- Opening Delimiter -

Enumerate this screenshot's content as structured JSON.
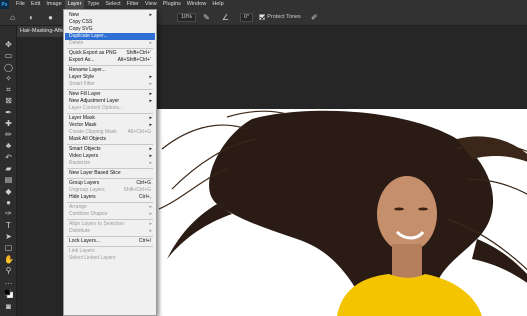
{
  "menubar": {
    "items": [
      {
        "label": "File"
      },
      {
        "label": "Edit"
      },
      {
        "label": "Image"
      },
      {
        "label": "Layer",
        "active": true
      },
      {
        "label": "Type"
      },
      {
        "label": "Select"
      },
      {
        "label": "Filter"
      },
      {
        "label": "View"
      },
      {
        "label": "Plugins"
      },
      {
        "label": "Window"
      },
      {
        "label": "Help"
      }
    ]
  },
  "options_bar": {
    "zoom_value": "10%",
    "angle_value": "0°",
    "protect_tones_label": "Protect Tones"
  },
  "document_tab": {
    "title": "Hair-Masking-Afte"
  },
  "layer_menu": {
    "items": [
      {
        "label": "New",
        "submenu": true
      },
      {
        "label": "Copy CSS"
      },
      {
        "label": "Copy SVG"
      },
      {
        "label": "Duplicate Layer...",
        "highlighted": true
      },
      {
        "label": "Delete",
        "submenu": true,
        "disabled": true
      },
      {
        "sep": true
      },
      {
        "label": "Quick Export as PNG",
        "shortcut": "Shift+Ctrl+'"
      },
      {
        "label": "Export As...",
        "shortcut": "Alt+Shift+Ctrl+'"
      },
      {
        "sep": true
      },
      {
        "label": "Rename Layer..."
      },
      {
        "label": "Layer Style",
        "submenu": true
      },
      {
        "label": "Smart Filter",
        "submenu": true,
        "disabled": true
      },
      {
        "sep": true
      },
      {
        "label": "New Fill Layer",
        "submenu": true
      },
      {
        "label": "New Adjustment Layer",
        "submenu": true
      },
      {
        "label": "Layer Content Options...",
        "disabled": true
      },
      {
        "sep": true
      },
      {
        "label": "Layer Mask",
        "submenu": true
      },
      {
        "label": "Vector Mask",
        "submenu": true
      },
      {
        "label": "Create Clipping Mask",
        "shortcut": "Alt+Ctrl+G",
        "disabled": true
      },
      {
        "label": "Mask All Objects"
      },
      {
        "sep": true
      },
      {
        "label": "Smart Objects",
        "submenu": true
      },
      {
        "label": "Video Layers",
        "submenu": true
      },
      {
        "label": "Rasterize",
        "submenu": true,
        "disabled": true
      },
      {
        "sep": true
      },
      {
        "label": "New Layer Based Slice"
      },
      {
        "sep": true
      },
      {
        "label": "Group Layers",
        "shortcut": "Ctrl+G"
      },
      {
        "label": "Ungroup Layers",
        "shortcut": "Shift+Ctrl+G",
        "disabled": true
      },
      {
        "label": "Hide Layers",
        "shortcut": "Ctrl+,"
      },
      {
        "sep": true
      },
      {
        "label": "Arrange",
        "submenu": true,
        "disabled": true
      },
      {
        "label": "Combine Shapes",
        "submenu": true,
        "disabled": true
      },
      {
        "sep": true
      },
      {
        "label": "Align Layers to Selection",
        "submenu": true,
        "disabled": true
      },
      {
        "label": "Distribute",
        "submenu": true,
        "disabled": true
      },
      {
        "sep": true
      },
      {
        "label": "Lock Layers...",
        "shortcut": "Ctrl+/"
      },
      {
        "sep": true
      },
      {
        "label": "Link Layers",
        "disabled": true
      },
      {
        "label": "Select Linked Layers",
        "disabled": true
      }
    ]
  },
  "toolbar": {
    "tools": [
      "move-tool",
      "artboard-tool",
      "lasso-tool",
      "quick-selection-tool",
      "crop-tool",
      "frame-tool",
      "eyedropper-tool",
      "spot-healing-tool",
      "brush-tool",
      "clone-stamp-tool",
      "history-brush-tool",
      "eraser-tool",
      "gradient-tool",
      "blur-tool",
      "dodge-tool",
      "pen-tool",
      "type-tool",
      "path-selection-tool",
      "rectangle-tool",
      "hand-tool",
      "zoom-tool",
      "more-tools",
      "foreground-background-colors",
      "quick-mask-mode"
    ]
  },
  "colors": {
    "chrome_dark": "#262626",
    "panel": "#323232",
    "menu_bg": "#f0f0f0",
    "menu_highlight": "#2f6fd3",
    "shirt_yellow": "#f5c400",
    "hair": "#2a1c14",
    "skin": "#c58f6c"
  }
}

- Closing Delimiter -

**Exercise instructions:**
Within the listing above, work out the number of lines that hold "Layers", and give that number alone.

**Solution to the exercise:**
8